Vision for Clackamas Wild Spring Chinook Salmon & Fisheries
We envision a Clackamas River that supports a naturally regenerating run of Spring Chinook Salmon capable of sustaining itself, the ecosystem, and the consumptive relationship that’s foundational to the values of Tribal Nations and local community members. To achieve this goal we’re focused on actions that remove existing barriers to recovery and concentrate resources toward solving the root causes of wild fish declines.
Wild Spring Chinook Salmon Decline in the Clackamas
In the Clackamas River, Spring Chinook Salmon declined from 27,000 to just more than 2,000 fish. This massive decline is due to the loss and degradation of habitat from dams and development, hatchery impacts to wild fish health, and unsustainable fisheries.

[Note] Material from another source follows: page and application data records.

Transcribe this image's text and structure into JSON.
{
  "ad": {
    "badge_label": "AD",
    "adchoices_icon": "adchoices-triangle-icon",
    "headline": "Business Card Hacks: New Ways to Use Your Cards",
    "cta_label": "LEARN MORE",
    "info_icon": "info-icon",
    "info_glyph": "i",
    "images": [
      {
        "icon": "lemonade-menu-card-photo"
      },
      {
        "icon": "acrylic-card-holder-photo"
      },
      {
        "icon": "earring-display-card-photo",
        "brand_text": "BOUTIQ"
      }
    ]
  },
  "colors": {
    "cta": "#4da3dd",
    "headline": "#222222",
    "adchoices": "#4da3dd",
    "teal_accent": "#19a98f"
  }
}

In 1999, the Clackamas Spring Chinook were protected as a threatened species under the Endangered Species Act as part of the Upper Willamette Spring Chinook Evolutionarily Significant Unit (ESU). Prior to colonization, this entire population numbered 300,000 adult wild fish, and has declined to less than 10,000 wild fish today. The Clackamas wild Spring Chinook Salmon are one of only two remaining populations left in the entire Willamette watershed.
A Hatchery Program in Decline
Hatchery releases of Chinook Salmon started in the Clackamas River in 1939 to supplement fisheries in the Willamette and Columbia. The more recent Spring Chinook Hatchery was founded in the 1970s to provide additional fish for sport and commercial harvest due to habitat loss from dams. This hatchery program is authorized to release up to 1,000,000 juvenile fish annually and as recently as 2014 released 750,000 juvenile hatchery Spring Chinook Salmon. Of this ¾ of a million hatchery fish, just 230 returned as adults, of which only 10 were caught in the Clackamas by anglers last year. After 50 years, the hatchery Spring Chinook Salmon program can no longer support itself or provide anglers with fish to catch.
Ask NOAA Fisheries To Prioritize Wild Recovery & Fisheries
As a result of the poor hatchery return, ODFW is now seeking permission from federal agencies to remove threatened wild Spring Chinook Salmon from the Clackamas River so they can be utilized as broodstock in the hatchery with the hope of improving the hatchery return.
We’re asking federal agencies to postpone granting this permit until they can make a decision based on data from their forthcoming 5-year status review of Upper Willamette Spring Chinook Salmon, a rigorous review of ODFW’s study design and funding plan, an agreement to stop the collection of wild broodstock after 3 years, and the recommendation to explore alternative, wild fishery opportunities if the recovery is strong. Please join us in urging federal agencies to focus on the recovery of Wild Spring Chinook Salmon and the development of wild opportunities.